[Exercise]: The records that follow should be retyped word for word.
━━ Records shown ━━
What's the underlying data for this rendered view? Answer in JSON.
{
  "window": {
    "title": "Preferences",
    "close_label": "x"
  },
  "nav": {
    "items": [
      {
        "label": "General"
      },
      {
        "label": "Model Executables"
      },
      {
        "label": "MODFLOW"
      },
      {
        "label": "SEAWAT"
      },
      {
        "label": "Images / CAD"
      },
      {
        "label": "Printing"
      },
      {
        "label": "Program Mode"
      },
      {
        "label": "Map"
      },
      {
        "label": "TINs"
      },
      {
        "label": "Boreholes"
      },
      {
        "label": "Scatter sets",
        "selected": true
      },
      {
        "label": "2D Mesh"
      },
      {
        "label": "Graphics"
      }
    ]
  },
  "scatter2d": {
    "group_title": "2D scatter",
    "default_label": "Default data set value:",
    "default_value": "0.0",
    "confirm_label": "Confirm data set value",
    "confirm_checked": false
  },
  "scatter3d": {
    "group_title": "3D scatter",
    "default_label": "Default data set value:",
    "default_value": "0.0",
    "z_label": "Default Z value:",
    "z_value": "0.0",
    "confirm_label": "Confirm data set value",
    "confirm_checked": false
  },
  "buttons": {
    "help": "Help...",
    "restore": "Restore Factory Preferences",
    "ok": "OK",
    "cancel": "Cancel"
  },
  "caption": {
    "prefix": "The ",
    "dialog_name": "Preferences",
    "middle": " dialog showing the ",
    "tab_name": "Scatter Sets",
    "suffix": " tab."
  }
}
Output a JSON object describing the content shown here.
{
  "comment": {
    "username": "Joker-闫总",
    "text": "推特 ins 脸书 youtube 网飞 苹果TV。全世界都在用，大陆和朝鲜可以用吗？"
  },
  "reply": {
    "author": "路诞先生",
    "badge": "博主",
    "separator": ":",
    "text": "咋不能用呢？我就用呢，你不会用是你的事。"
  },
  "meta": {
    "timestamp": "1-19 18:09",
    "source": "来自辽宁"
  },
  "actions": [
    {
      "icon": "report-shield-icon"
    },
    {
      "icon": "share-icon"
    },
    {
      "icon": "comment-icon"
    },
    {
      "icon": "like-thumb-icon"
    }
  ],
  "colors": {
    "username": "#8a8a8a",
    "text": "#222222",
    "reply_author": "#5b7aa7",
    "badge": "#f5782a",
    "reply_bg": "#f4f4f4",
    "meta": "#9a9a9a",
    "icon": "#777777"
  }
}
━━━
[Finished exercise]:
What's the underlying data for this rendered view? Answer in JSON.
{
  "window": {
    "title": "Preferences",
    "close_label": "x"
  },
  "nav": {
    "items": [
      {
        "label": "General"
      },
      {
        "label": "Model Executables"
      },
      {
        "label": "MODFLOW"
      },
      {
        "label": "SEAWAT"
      },
      {
        "label": "Images / CAD"
      },
      {
        "label": "Printing"
      },
      {
        "label": "Program Mode"
      },
      {
        "label": "Map"
      },
      {
        "label": "TINs"
      },
      {
        "label": "Boreholes"
      },
      {
        "label": "Scatter sets",
        "selected": true
      },
      {
        "label": "2D Mesh"
      },
      {
        "label": "Graphics"
      }
    ]
  },
  "scatter2d": {
    "group_title": "2D scatter",
    "default_label": "Default data set value:",
    "default_value": "0.0",
    "confirm_label": "Confirm data set value",
    "confirm_checked": false
  },
  "scatter3d": {
    "group_title": "3D scatter",
    "default_label": "Default data set value:",
    "default_value": "0.0",
    "z_label": "Default Z value:",
    "z_value": "0.0",
    "confirm_label": "Confirm data set value",
    "confirm_checked": false
  },
  "buttons": {
    "help": "Help...",
    "restore": "Restore Factory Preferences",
    "ok": "OK",
    "cancel": "Cancel"
  },
  "caption": {
    "prefix": "The ",
    "dialog_name": "Preferences",
    "middle": " dialog showing the ",
    "tab_name": "Scatter Sets",
    "suffix": " tab."
  }
}
Output a JSON object describing the content shown here.
{
  "comment": {
    "username": "Joker-闫总",
    "text": "推特 ins 脸书 youtube 网飞 苹果TV。全世界都在用，大陆和朝鲜可以用吗？"
  },
  "reply": {
    "author": "路诞先生",
    "badge": "博主",
    "separator": ":",
    "text": "咋不能用呢？我就用呢，你不会用是你的事。"
  },
  "meta": {
    "timestamp": "1-19 18:09",
    "source": "来自辽宁"
  },
  "actions": [
    {
      "icon": "report-shield-icon"
    },
    {
      "icon": "share-icon"
    },
    {
      "icon": "comment-icon"
    },
    {
      "icon": "like-thumb-icon"
    }
  ],
  "colors": {
    "username": "#8a8a8a",
    "text": "#222222",
    "reply_author": "#5b7aa7",
    "badge": "#f5782a",
    "reply_bg": "#f4f4f4",
    "meta": "#9a9a9a",
    "icon": "#777777"
  }
}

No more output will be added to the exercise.